You can inadvertently ruin wine if you expose it to too much oxygen. The oxygen will cause numerous chemical reactions with negative consequences, none of which are reversible.
Too much oxygen during the winemaking process leads to a flattening of flavors and colors, resulting in vintages that never amount to much. This is a serious flaw, since it affects much more than just one or two bottles of wine.
What Exactly Happens When Wine Oxidizes?
According to Dr. Murli Dharmadhikari of Iowa State University, the first step comes when oxygen in the air enters the wine, dissolving at the rate of 6mL of oxygen for every liter of wine. Chemical oxidation results when phenols in the wine react with oxygen to produce compounds like quinone and hydrogen peroxide.

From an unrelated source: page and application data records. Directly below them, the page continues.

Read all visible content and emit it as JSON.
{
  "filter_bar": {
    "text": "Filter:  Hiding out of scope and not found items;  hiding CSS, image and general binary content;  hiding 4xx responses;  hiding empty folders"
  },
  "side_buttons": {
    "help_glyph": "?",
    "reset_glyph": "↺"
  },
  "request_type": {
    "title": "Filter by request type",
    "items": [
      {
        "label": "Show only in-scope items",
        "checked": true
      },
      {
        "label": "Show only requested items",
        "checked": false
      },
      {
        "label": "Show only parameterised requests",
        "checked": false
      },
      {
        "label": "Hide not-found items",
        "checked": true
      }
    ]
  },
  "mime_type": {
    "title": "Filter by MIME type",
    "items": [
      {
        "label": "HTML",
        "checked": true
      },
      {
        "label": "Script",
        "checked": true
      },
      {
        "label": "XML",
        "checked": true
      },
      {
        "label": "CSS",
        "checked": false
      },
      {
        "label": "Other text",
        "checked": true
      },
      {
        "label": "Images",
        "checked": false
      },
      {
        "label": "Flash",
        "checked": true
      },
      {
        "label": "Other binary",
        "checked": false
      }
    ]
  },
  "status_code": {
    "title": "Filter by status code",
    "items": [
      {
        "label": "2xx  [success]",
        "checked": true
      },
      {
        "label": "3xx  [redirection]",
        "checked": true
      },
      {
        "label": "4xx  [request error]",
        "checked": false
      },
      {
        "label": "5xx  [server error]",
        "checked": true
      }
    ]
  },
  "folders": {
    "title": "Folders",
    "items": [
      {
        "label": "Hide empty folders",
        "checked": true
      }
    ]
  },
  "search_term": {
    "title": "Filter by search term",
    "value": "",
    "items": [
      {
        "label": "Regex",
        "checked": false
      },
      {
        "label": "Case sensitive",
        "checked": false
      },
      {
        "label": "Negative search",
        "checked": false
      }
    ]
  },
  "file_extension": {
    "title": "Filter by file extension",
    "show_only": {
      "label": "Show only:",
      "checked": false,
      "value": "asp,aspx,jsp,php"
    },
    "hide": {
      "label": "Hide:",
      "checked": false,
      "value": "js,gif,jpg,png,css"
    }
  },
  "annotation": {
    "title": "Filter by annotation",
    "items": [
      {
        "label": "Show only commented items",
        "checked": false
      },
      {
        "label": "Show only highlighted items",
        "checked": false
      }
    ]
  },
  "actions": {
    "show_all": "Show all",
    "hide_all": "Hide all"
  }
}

As this chain reaction continues, the appealing components of wine break down, replaced by unpleasant aromas and colors and reduced integrity.
How to Detect Oxidized Wine
You'll want to use visual and olfactory cues to detect whether your wine has oxidized. Wine that hasn’t oxidized will display its full color, whether it's the deep ruby of a Merlot, the medium purple of Syrah or the deep gold of a Chardonnay. Whether in the barrel or in the bottle, oxidation leads to a breakdown of color. Red wine typically turns an orangey-brown or a russet, while white wine heads toward a yellowish-brown.
These oxidized wines will also experience a breakdown of flavors and aromas, often releasing bitter nutty, toffee or overripe apple scents. In extremely oxidized wine, you’ll detect harsh vinegar-like notes. The rich fruit notes and full range of complexity will not be present.
Wondering what to do with oxidized wine? Unfortunately, you cannot do much. Oxidized wine is wine that has encountered so much oxygen that the initial benefits have long since given way to a complete and irreversible degradation. Do your best to catch this before it happens.
If you’d like assistance on detecting oxidized wines in your collection, reach out to the wine specialists at JJ Buckley Fine Wines for a free consultation. We can also help you in acquiring new wines to pair with meals or in selecting age-worthy bottles to store in your home cellar. We source only the best wines and are dedicated to ensuring our clients’ satisfaction. Our website offers our full range of high-quality wines, easily searchable by country, region, varietal and price.